Could you reproduce every record below exactly, excluding all pictures?

━━━━━━━━━━

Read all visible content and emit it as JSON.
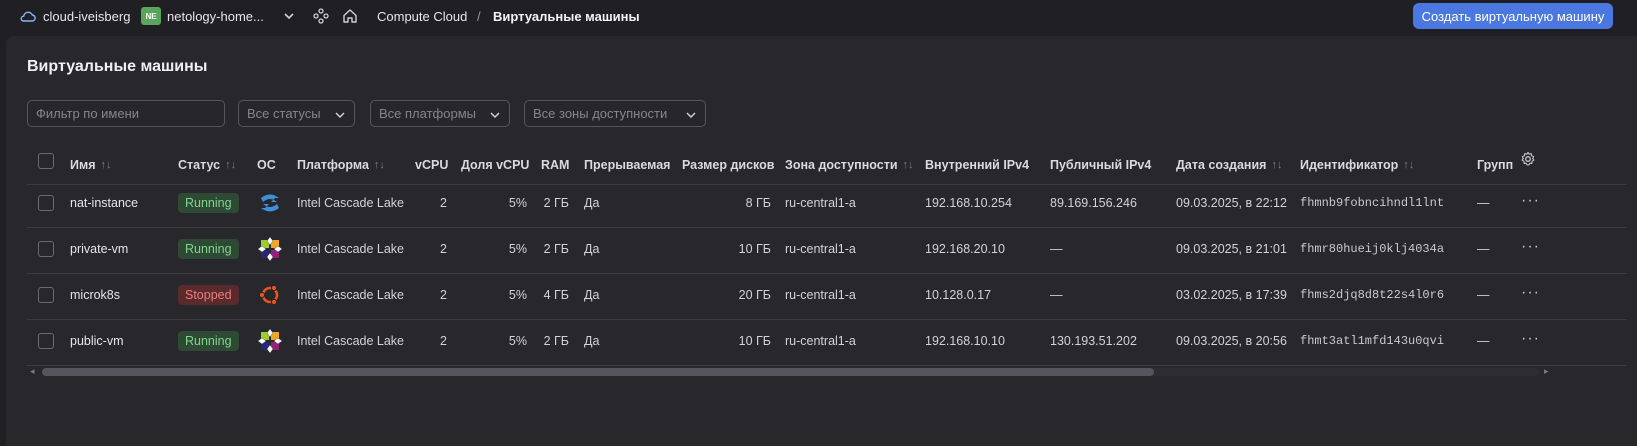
{
  "topbar": {
    "cloud_name": "cloud-iveisberg",
    "folder_badge": "NE",
    "folder_name": "netology-home...",
    "breadcrumb_service": "Compute Cloud",
    "breadcrumb_sep": "/",
    "breadcrumb_page": "Виртуальные машины",
    "create_button": "Создать виртуальную машину",
    "accent_color": "#4a77e0"
  },
  "page": {
    "title": "Виртуальные машины"
  },
  "filters": {
    "name_placeholder": "Фильтр по имени",
    "status": "Все статусы",
    "platform": "Все платформы",
    "zone": "Все зоны доступности"
  },
  "table": {
    "columns": {
      "name": "Имя",
      "status": "Статус",
      "os": "ОС",
      "platform": "Платформа",
      "vcpu": "vCPU",
      "vcpu_share": "Доля vCPU",
      "ram": "RAM",
      "preemptible": "Прерываемая",
      "disk": "Размер дисков",
      "zone": "Зона доступности",
      "ipv4_int": "Внутренний IPv4",
      "ipv4_pub": "Публичный IPv4",
      "created": "Дата создания",
      "id": "Идентификатор",
      "group": "Групп"
    },
    "sort_icon": "↑↓",
    "rows": [
      {
        "name": "nat-instance",
        "status": "Running",
        "os": "nat-instance-os-icon",
        "platform": "Intel Cascade Lake",
        "vcpu": "2",
        "vcpu_share": "5%",
        "ram": "2 ГБ",
        "preemptible": "Да",
        "disk": "8 ГБ",
        "zone": "ru-central1-a",
        "ipv4_int": "192.168.10.254",
        "ipv4_pub": "89.169.156.246",
        "created": "09.03.2025, в 22:12",
        "id": "fhmnb9fobncihndl1lnt",
        "group": "—"
      },
      {
        "name": "private-vm",
        "status": "Running",
        "os": "centos-icon",
        "platform": "Intel Cascade Lake",
        "vcpu": "2",
        "vcpu_share": "5%",
        "ram": "2 ГБ",
        "preemptible": "Да",
        "disk": "10 ГБ",
        "zone": "ru-central1-a",
        "ipv4_int": "192.168.20.10",
        "ipv4_pub": "—",
        "created": "09.03.2025, в 21:01",
        "id": "fhmr80hueij0klj4034a",
        "group": "—"
      },
      {
        "name": "microk8s",
        "status": "Stopped",
        "os": "ubuntu-icon",
        "platform": "Intel Cascade Lake",
        "vcpu": "2",
        "vcpu_share": "5%",
        "ram": "4 ГБ",
        "preemptible": "Да",
        "disk": "20 ГБ",
        "zone": "ru-central1-a",
        "ipv4_int": "10.128.0.17",
        "ipv4_pub": "—",
        "created": "03.02.2025, в 17:39",
        "id": "fhms2djq8d8t22s4l0r6",
        "group": "—"
      },
      {
        "name": "public-vm",
        "status": "Running",
        "os": "centos-icon",
        "platform": "Intel Cascade Lake",
        "vcpu": "2",
        "vcpu_share": "5%",
        "ram": "2 ГБ",
        "preemptible": "Да",
        "disk": "10 ГБ",
        "zone": "ru-central1-a",
        "ipv4_int": "192.168.10.10",
        "ipv4_pub": "130.193.51.202",
        "created": "09.03.2025, в 20:56",
        "id": "fhmt3atl1mfd143u0qvi",
        "group": "—"
      }
    ],
    "row_menu": "···"
  },
  "scrollbar": {
    "left_arrow": "◂",
    "right_arrow": "▸"
  }
}
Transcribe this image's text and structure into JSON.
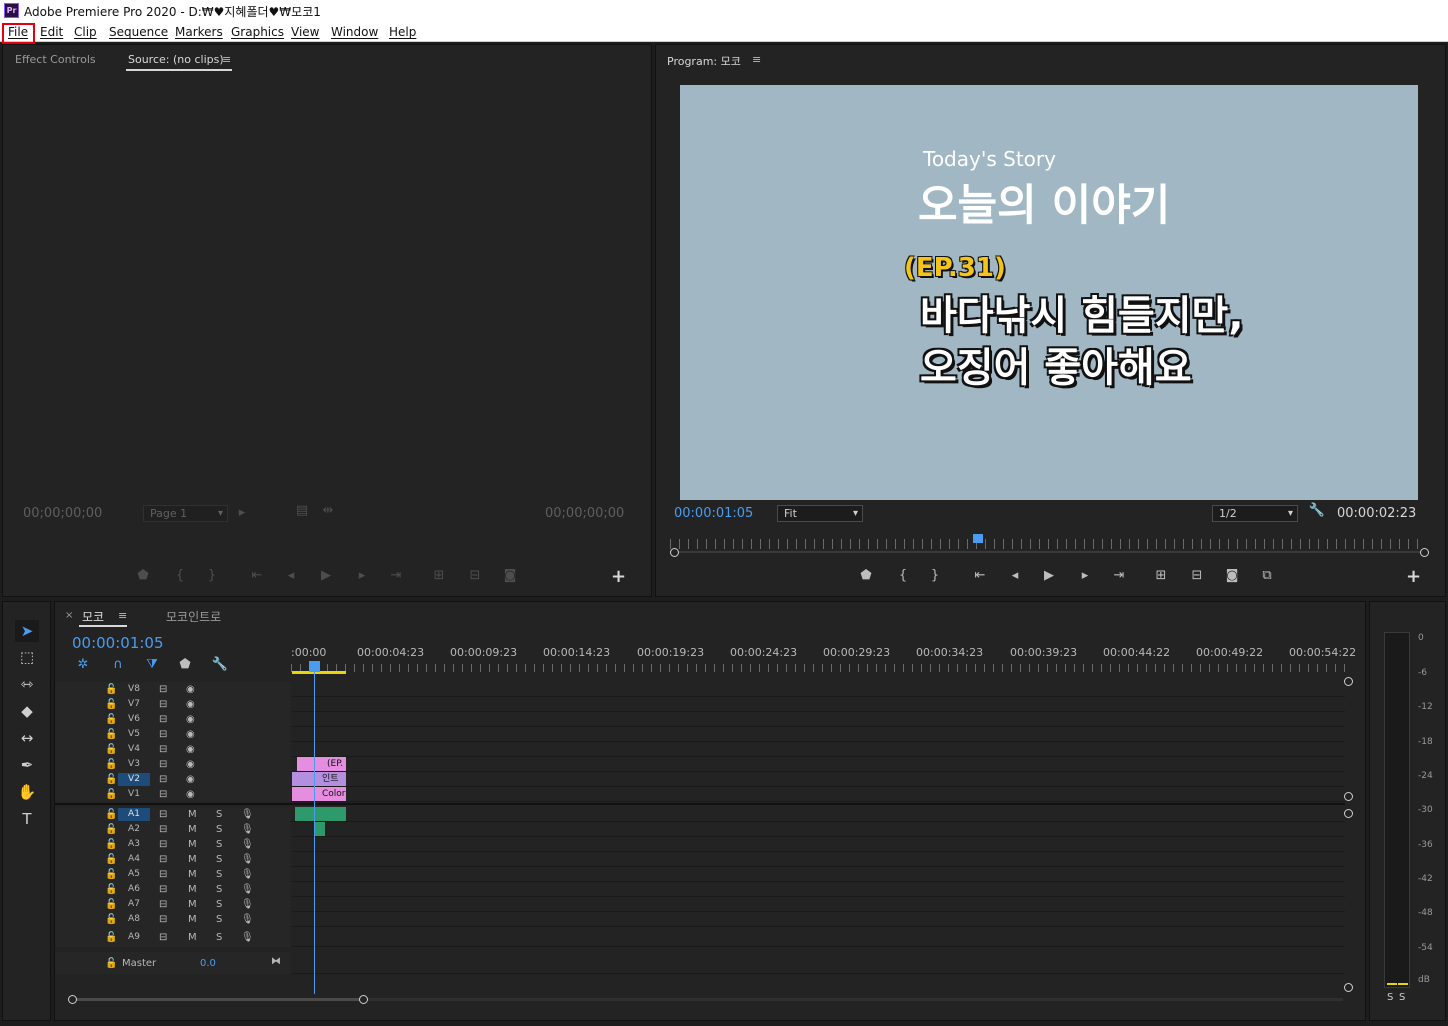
{
  "titlebar": {
    "app_icon": "Pr",
    "title": "Adobe Premiere Pro 2020 - D:₩♥지혜폴더♥₩모코1"
  },
  "menu": {
    "file": "File",
    "edit": "Edit",
    "clip": "Clip",
    "sequence": "Sequence",
    "markers": "Markers",
    "graphics": "Graphics",
    "view": "View",
    "window": "Window",
    "help": "Help"
  },
  "source": {
    "tab_effect_controls": "Effect Controls",
    "tab_source": "Source: (no clips)",
    "menu_icon": "≡",
    "tc_left": "00;00;00;00",
    "tc_right": "00;00;00;00",
    "page_select": "Page 1"
  },
  "program": {
    "tab_label": "Program: 모코",
    "menu_icon": "≡",
    "current_tc": "00:00:01:05",
    "duration_tc": "00:00:02:23",
    "zoom_select": "Fit",
    "resolution_select": "1/2",
    "video": {
      "line1": "Today's Story",
      "line2": "오늘의 이야기",
      "line3": "(EP.31)",
      "line4": "바다낚시 힘들지만,",
      "line5": "오징어 좋아해요"
    }
  },
  "timeline": {
    "tab_active": "모코",
    "tab_other": "모코인트로",
    "close_icon": "×",
    "menu_icon": "≡",
    "current_tc": "00:00:01:05",
    "ruler_ticks": [
      ":00:00",
      "00:00:04:23",
      "00:00:09:23",
      "00:00:14:23",
      "00:00:19:23",
      "00:00:24:23",
      "00:00:29:23",
      "00:00:34:23",
      "00:00:39:23",
      "00:00:44:22",
      "00:00:49:22",
      "00:00:54:22"
    ],
    "video_tracks": [
      "V8",
      "V7",
      "V6",
      "V5",
      "V4",
      "V3",
      "V2",
      "V1"
    ],
    "audio_tracks": [
      "A1",
      "A2",
      "A3",
      "A4",
      "A5",
      "A6",
      "A7",
      "A8",
      "A9"
    ],
    "mute_label": "M",
    "solo_label": "S",
    "master_label": "Master",
    "master_value": "0.0",
    "clips": {
      "v3": "(EP.",
      "v2": "인트",
      "v1": "Color"
    }
  },
  "meters": {
    "scale": [
      "0",
      "-6",
      "-12",
      "-18",
      "-24",
      "-30",
      "-36",
      "-42",
      "-48",
      "-54",
      "dB"
    ],
    "solo_left": "S",
    "solo_right": "S"
  },
  "colors": {
    "accent": "#4a9cf0",
    "highlight_red": "#e2000f",
    "clip_pink": "#e58ee0",
    "clip_purple": "#b48fe0",
    "audio_clip": "#2e9a6b",
    "video_bg": "#a1b7c4",
    "ep_yellow": "#f5c41a"
  }
}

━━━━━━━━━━

* COMPLETED TASK:
Read all visible content and emit it as JSON.
{
  "topbar": {
    "cloud_name": "cloud-iveisberg",
    "folder_badge": "NE",
    "folder_name": "netology-home...",
    "breadcrumb_service": "Compute Cloud",
    "breadcrumb_sep": "/",
    "breadcrumb_page": "Виртуальные машины",
    "create_button": "Создать виртуальную машину",
    "accent_color": "#4a77e0"
  },
  "page": {
    "title": "Виртуальные машины"
  },
  "filters": {
    "name_placeholder": "Фильтр по имени",
    "status": "Все статусы",
    "platform": "Все платформы",
    "zone": "Все зоны доступности"
  },
  "table": {
    "columns": {
      "name": "Имя",
      "status": "Статус",
      "os": "ОС",
      "platform": "Платформа",
      "vcpu": "vCPU",
      "vcpu_share": "Доля vCPU",
      "ram": "RAM",
      "preemptible": "Прерываемая",
      "disk": "Размер дисков",
      "zone": "Зона доступности",
      "ipv4_int": "Внутренний IPv4",
      "ipv4_pub": "Публичный IPv4",
      "created": "Дата создания",
      "id": "Идентификатор",
      "group": "Групп"
    },
    "sort_icon": "↑↓",
    "rows": [
      {
        "name": "nat-instance",
        "status": "Running",
        "os": "nat-instance-os-icon",
        "platform": "Intel Cascade Lake",
        "vcpu": "2",
        "vcpu_share": "5%",
        "ram": "2 ГБ",
        "preemptible": "Да",
        "disk": "8 ГБ",
        "zone": "ru-central1-a",
        "ipv4_int": "192.168.10.254",
        "ipv4_pub": "89.169.156.246",
        "created": "09.03.2025, в 22:12",
        "id": "fhmnb9fobncihndl1lnt",
        "group": "—"
      },
      {
        "name": "private-vm",
        "status": "Running",
        "os": "centos-icon",
        "platform": "Intel Cascade Lake",
        "vcpu": "2",
        "vcpu_share": "5%",
        "ram": "2 ГБ",
        "preemptible": "Да",
        "disk": "10 ГБ",
        "zone": "ru-central1-a",
        "ipv4_int": "192.168.20.10",
        "ipv4_pub": "—",
        "created": "09.03.2025, в 21:01",
        "id": "fhmr80hueij0klj4034a",
        "group": "—"
      },
      {
        "name": "microk8s",
        "status": "Stopped",
        "os": "ubuntu-icon",
        "platform": "Intel Cascade Lake",
        "vcpu": "2",
        "vcpu_share": "5%",
        "ram": "4 ГБ",
        "preemptible": "Да",
        "disk": "20 ГБ",
        "zone": "ru-central1-a",
        "ipv4_int": "10.128.0.17",
        "ipv4_pub": "—",
        "created": "03.02.2025, в 17:39",
        "id": "fhms2djq8d8t22s4l0r6",
        "group": "—"
      },
      {
        "name": "public-vm",
        "status": "Running",
        "os": "centos-icon",
        "platform": "Intel Cascade Lake",
        "vcpu": "2",
        "vcpu_share": "5%",
        "ram": "2 ГБ",
        "preemptible": "Да",
        "disk": "10 ГБ",
        "zone": "ru-central1-a",
        "ipv4_int": "192.168.10.10",
        "ipv4_pub": "130.193.51.202",
        "created": "09.03.2025, в 20:56",
        "id": "fhmt3atl1mfd143u0qvi",
        "group": "—"
      }
    ],
    "row_menu": "···"
  },
  "scrollbar": {
    "left_arrow": "◂",
    "right_arrow": "▸"
  }
}
Transcribe this image's text and structure into JSON.
{
  "titlebar": {
    "app_icon": "Pr",
    "title": "Adobe Premiere Pro 2020 - D:₩♥지혜폴더♥₩모코1"
  },
  "menu": {
    "file": "File",
    "edit": "Edit",
    "clip": "Clip",
    "sequence": "Sequence",
    "markers": "Markers",
    "graphics": "Graphics",
    "view": "View",
    "window": "Window",
    "help": "Help"
  },
  "source": {
    "tab_effect_controls": "Effect Controls",
    "tab_source": "Source: (no clips)",
    "menu_icon": "≡",
    "tc_left": "00;00;00;00",
    "tc_right": "00;00;00;00",
    "page_select": "Page 1"
  },
  "program": {
    "tab_label": "Program: 모코",
    "menu_icon": "≡",
    "current_tc": "00:00:01:05",
    "duration_tc": "00:00:02:23",
    "zoom_select": "Fit",
    "resolution_select": "1/2",
    "video": {
      "line1": "Today's Story",
      "line2": "오늘의 이야기",
      "line3": "(EP.31)",
      "line4": "바다낚시 힘들지만,",
      "line5": "오징어 좋아해요"
    }
  },
  "timeline": {
    "tab_active": "모코",
    "tab_other": "모코인트로",
    "close_icon": "×",
    "menu_icon": "≡",
    "current_tc": "00:00:01:05",
    "ruler_ticks": [
      ":00:00",
      "00:00:04:23",
      "00:00:09:23",
      "00:00:14:23",
      "00:00:19:23",
      "00:00:24:23",
      "00:00:29:23",
      "00:00:34:23",
      "00:00:39:23",
      "00:00:44:22",
      "00:00:49:22",
      "00:00:54:22"
    ],
    "video_tracks": [
      "V8",
      "V7",
      "V6",
      "V5",
      "V4",
      "V3",
      "V2",
      "V1"
    ],
    "audio_tracks": [
      "A1",
      "A2",
      "A3",
      "A4",
      "A5",
      "A6",
      "A7",
      "A8",
      "A9"
    ],
    "mute_label": "M",
    "solo_label": "S",
    "master_label": "Master",
    "master_value": "0.0",
    "clips": {
      "v3": "(EP.",
      "v2": "인트",
      "v1": "Color"
    }
  },
  "meters": {
    "scale": [
      "0",
      "-6",
      "-12",
      "-18",
      "-24",
      "-30",
      "-36",
      "-42",
      "-48",
      "-54",
      "dB"
    ],
    "solo_left": "S",
    "solo_right": "S"
  },
  "colors": {
    "accent": "#4a9cf0",
    "highlight_red": "#e2000f",
    "clip_pink": "#e58ee0",
    "clip_purple": "#b48fe0",
    "audio_clip": "#2e9a6b",
    "video_bg": "#a1b7c4",
    "ep_yellow": "#f5c41a"
  }
}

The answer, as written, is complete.